In redeveloping the site and making the water gardens possible, the initial planning phase looked at using a 500mm-thick compacted clay as a seal. However, this sealing system would not have worked with the many known and anticipated penetrations and connections to structures, such as concrete stairs, pipes, foundations, old and new walls, etc. With Bentofix® X, the concerns were resolved. Batten strips secured the Bentofix® panels to structures and appurtenances to ensure firm seals throughout the system. To ensure that the PE-coated GCL was not damaged during installation, a needle-punched Secutex® R404 nonwoven was placed under and over the GCL. Since the subgrade material was expected to be very coarse in several places, the designers wanted to ensure that the bottom geotextile of Bentofix® would not be damaged.
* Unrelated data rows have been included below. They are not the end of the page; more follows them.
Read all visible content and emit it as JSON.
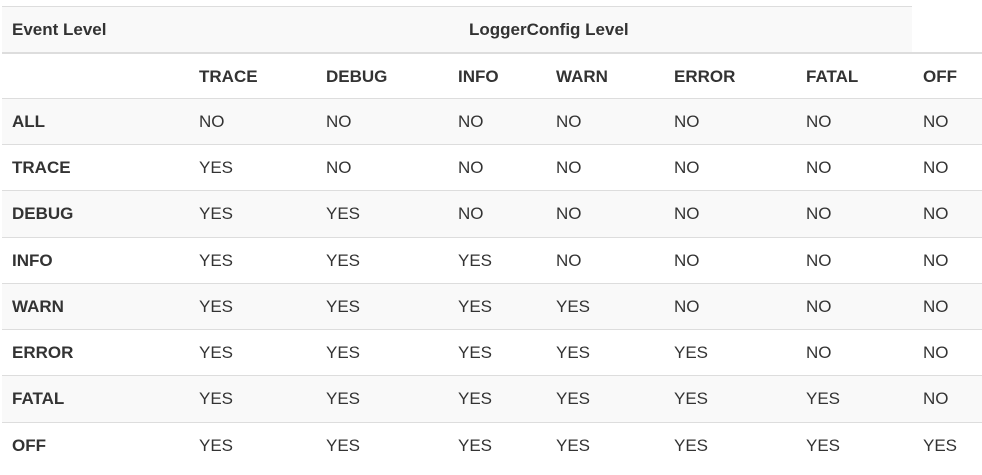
{
  "header": {
    "event_level_label": "Event Level",
    "logger_config_label": "LoggerConfig Level"
  },
  "columns": [
    "TRACE",
    "DEBUG",
    "INFO",
    "WARN",
    "ERROR",
    "FATAL",
    "OFF"
  ],
  "rows": [
    {
      "level": "ALL",
      "values": [
        "NO",
        "NO",
        "NO",
        "NO",
        "NO",
        "NO",
        "NO"
      ]
    },
    {
      "level": "TRACE",
      "values": [
        "YES",
        "NO",
        "NO",
        "NO",
        "NO",
        "NO",
        "NO"
      ]
    },
    {
      "level": "DEBUG",
      "values": [
        "YES",
        "YES",
        "NO",
        "NO",
        "NO",
        "NO",
        "NO"
      ]
    },
    {
      "level": "INFO",
      "values": [
        "YES",
        "YES",
        "YES",
        "NO",
        "NO",
        "NO",
        "NO"
      ]
    },
    {
      "level": "WARN",
      "values": [
        "YES",
        "YES",
        "YES",
        "YES",
        "NO",
        "NO",
        "NO"
      ]
    },
    {
      "level": "ERROR",
      "values": [
        "YES",
        "YES",
        "YES",
        "YES",
        "YES",
        "NO",
        "NO"
      ]
    },
    {
      "level": "FATAL",
      "values": [
        "YES",
        "YES",
        "YES",
        "YES",
        "YES",
        "YES",
        "NO"
      ]
    },
    {
      "level": "OFF",
      "values": [
        "YES",
        "YES",
        "YES",
        "YES",
        "YES",
        "YES",
        "YES"
      ]
    }
  ]
}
For this reason, Secutex® was laid under the Bentofix® GCL. Secutex® on top of Bentofix® protects the PE coating from being damaged during the cover soil placement process, as well as during the service life against any loads occurring from above.
The smart design and careful construction works ensured that the Bentofix®-based barrier system began its service life in optimal condition. And with the geotechnical and environmental protection issues taken care of, the awe-inspiring surface aesthetics were able to be developed.
Overall, 25,000m² of Bentofix® X2 BFG 5300 and twice that amount of Secutex® R404 were installed according to the following cross-section (from top to bottom):
- Pond beds with different types of vegetation
- Nonwoven protection geotextile, Secutex® R 404
- GCL, Bentofix® X2 BFG 5300
- Nonwoven protection geotextile, Secutex® R 404
- Leveling material for subgrade (aggregate 0/16 mm)
For more information on geosynthetic clay liners (GCLs), visit NAUE: www.naue.com
This YouTube video shows a bike ride through the redeveloped site. The transformation is impressive: